*Assigned task*: Each line of the material is to be written out exactly.

________________________________________

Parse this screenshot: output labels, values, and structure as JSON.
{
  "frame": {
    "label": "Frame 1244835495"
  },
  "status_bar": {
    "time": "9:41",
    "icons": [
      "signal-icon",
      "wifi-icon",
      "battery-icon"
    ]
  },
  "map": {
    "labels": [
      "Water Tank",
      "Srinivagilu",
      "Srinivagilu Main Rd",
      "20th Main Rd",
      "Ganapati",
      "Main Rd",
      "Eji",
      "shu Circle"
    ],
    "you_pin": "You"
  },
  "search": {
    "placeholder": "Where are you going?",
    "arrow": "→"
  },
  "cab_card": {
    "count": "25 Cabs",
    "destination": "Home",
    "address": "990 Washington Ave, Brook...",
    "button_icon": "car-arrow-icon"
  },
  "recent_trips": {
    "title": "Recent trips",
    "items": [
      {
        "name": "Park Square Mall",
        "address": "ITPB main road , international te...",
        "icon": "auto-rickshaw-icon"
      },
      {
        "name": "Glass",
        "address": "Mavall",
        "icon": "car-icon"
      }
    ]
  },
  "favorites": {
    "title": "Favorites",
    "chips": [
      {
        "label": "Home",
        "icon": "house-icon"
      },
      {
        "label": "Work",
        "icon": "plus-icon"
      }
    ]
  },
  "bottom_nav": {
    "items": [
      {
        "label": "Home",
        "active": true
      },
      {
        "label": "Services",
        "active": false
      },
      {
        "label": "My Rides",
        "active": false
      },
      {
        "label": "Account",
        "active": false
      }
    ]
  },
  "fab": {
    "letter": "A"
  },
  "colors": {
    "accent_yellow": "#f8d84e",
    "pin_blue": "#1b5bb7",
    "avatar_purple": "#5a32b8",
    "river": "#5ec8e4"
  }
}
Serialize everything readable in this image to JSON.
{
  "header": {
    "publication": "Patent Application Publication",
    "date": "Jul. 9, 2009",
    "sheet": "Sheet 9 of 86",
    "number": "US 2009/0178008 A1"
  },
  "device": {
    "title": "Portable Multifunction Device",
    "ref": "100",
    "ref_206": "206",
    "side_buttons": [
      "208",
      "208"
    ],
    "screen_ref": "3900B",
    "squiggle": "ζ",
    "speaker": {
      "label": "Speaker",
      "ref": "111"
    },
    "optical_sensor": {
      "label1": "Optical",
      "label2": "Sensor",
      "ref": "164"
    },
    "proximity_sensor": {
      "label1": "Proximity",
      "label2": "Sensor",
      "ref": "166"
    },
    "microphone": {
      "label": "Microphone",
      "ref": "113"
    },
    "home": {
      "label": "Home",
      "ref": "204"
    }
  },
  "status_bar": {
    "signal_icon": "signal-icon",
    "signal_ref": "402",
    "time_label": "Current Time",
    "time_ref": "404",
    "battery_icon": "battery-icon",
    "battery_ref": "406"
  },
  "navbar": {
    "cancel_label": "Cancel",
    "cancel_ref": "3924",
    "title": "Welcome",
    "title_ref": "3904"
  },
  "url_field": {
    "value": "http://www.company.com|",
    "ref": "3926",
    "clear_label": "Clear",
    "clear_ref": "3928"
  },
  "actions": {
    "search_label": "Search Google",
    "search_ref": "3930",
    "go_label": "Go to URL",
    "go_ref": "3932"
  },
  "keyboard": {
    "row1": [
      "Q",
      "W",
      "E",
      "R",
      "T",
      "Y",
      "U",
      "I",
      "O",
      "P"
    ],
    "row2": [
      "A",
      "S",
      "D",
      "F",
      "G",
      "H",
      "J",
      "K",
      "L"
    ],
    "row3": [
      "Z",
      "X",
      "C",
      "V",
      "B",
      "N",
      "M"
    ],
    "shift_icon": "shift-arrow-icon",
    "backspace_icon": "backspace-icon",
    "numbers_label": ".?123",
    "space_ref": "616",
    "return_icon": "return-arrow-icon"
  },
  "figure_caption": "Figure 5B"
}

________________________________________

*Answer for this exercise*:
Parse this screenshot: output labels, values, and structure as JSON.
{
  "frame": {
    "label": "Frame 1244835495"
  },
  "status_bar": {
    "time": "9:41",
    "icons": [
      "signal-icon",
      "wifi-icon",
      "battery-icon"
    ]
  },
  "map": {
    "labels": [
      "Water Tank",
      "Srinivagilu",
      "Srinivagilu Main Rd",
      "20th Main Rd",
      "Ganapati",
      "Main Rd",
      "Eji",
      "shu Circle"
    ],
    "you_pin": "You"
  },
  "search": {
    "placeholder": "Where are you going?",
    "arrow": "→"
  },
  "cab_card": {
    "count": "25 Cabs",
    "destination": "Home",
    "address": "990 Washington Ave, Brook...",
    "button_icon": "car-arrow-icon"
  },
  "recent_trips": {
    "title": "Recent trips",
    "items": [
      {
        "name": "Park Square Mall",
        "address": "ITPB main road , international te...",
        "icon": "auto-rickshaw-icon"
      },
      {
        "name": "Glass",
        "address": "Mavall",
        "icon": "car-icon"
      }
    ]
  },
  "favorites": {
    "title": "Favorites",
    "chips": [
      {
        "label": "Home",
        "icon": "house-icon"
      },
      {
        "label": "Work",
        "icon": "plus-icon"
      }
    ]
  },
  "bottom_nav": {
    "items": [
      {
        "label": "Home",
        "active": true
      },
      {
        "label": "Services",
        "active": false
      },
      {
        "label": "My Rides",
        "active": false
      },
      {
        "label": "Account",
        "active": false
      }
    ]
  },
  "fab": {
    "letter": "A"
  },
  "colors": {
    "accent_yellow": "#f8d84e",
    "pin_blue": "#1b5bb7",
    "avatar_purple": "#5a32b8",
    "river": "#5ec8e4"
  }
}
Serialize everything readable in this image to JSON.
{
  "header": {
    "publication": "Patent Application Publication",
    "date": "Jul. 9, 2009",
    "sheet": "Sheet 9 of 86",
    "number": "US 2009/0178008 A1"
  },
  "device": {
    "title": "Portable Multifunction Device",
    "ref": "100",
    "ref_206": "206",
    "side_buttons": [
      "208",
      "208"
    ],
    "screen_ref": "3900B",
    "squiggle": "ζ",
    "speaker": {
      "label": "Speaker",
      "ref": "111"
    },
    "optical_sensor": {
      "label1": "Optical",
      "label2": "Sensor",
      "ref": "164"
    },
    "proximity_sensor": {
      "label1": "Proximity",
      "label2": "Sensor",
      "ref": "166"
    },
    "microphone": {
      "label": "Microphone",
      "ref": "113"
    },
    "home": {
      "label": "Home",
      "ref": "204"
    }
  },
  "status_bar": {
    "signal_icon": "signal-icon",
    "signal_ref": "402",
    "time_label": "Current Time",
    "time_ref": "404",
    "battery_icon": "battery-icon",
    "battery_ref": "406"
  },
  "navbar": {
    "cancel_label": "Cancel",
    "cancel_ref": "3924",
    "title": "Welcome",
    "title_ref": "3904"
  },
  "url_field": {
    "value": "http://www.company.com|",
    "ref": "3926",
    "clear_label": "Clear",
    "clear_ref": "3928"
  },
  "actions": {
    "search_label": "Search Google",
    "search_ref": "3930",
    "go_label": "Go to URL",
    "go_ref": "3932"
  },
  "keyboard": {
    "row1": [
      "Q",
      "W",
      "E",
      "R",
      "T",
      "Y",
      "U",
      "I",
      "O",
      "P"
    ],
    "row2": [
      "A",
      "S",
      "D",
      "F",
      "G",
      "H",
      "J",
      "K",
      "L"
    ],
    "row3": [
      "Z",
      "X",
      "C",
      "V",
      "B",
      "N",
      "M"
    ],
    "shift_icon": "shift-arrow-icon",
    "backspace_icon": "backspace-icon",
    "numbers_label": ".?123",
    "space_ref": "616",
    "return_icon": "return-arrow-icon"
  },
  "figure_caption": "Figure 5B"
}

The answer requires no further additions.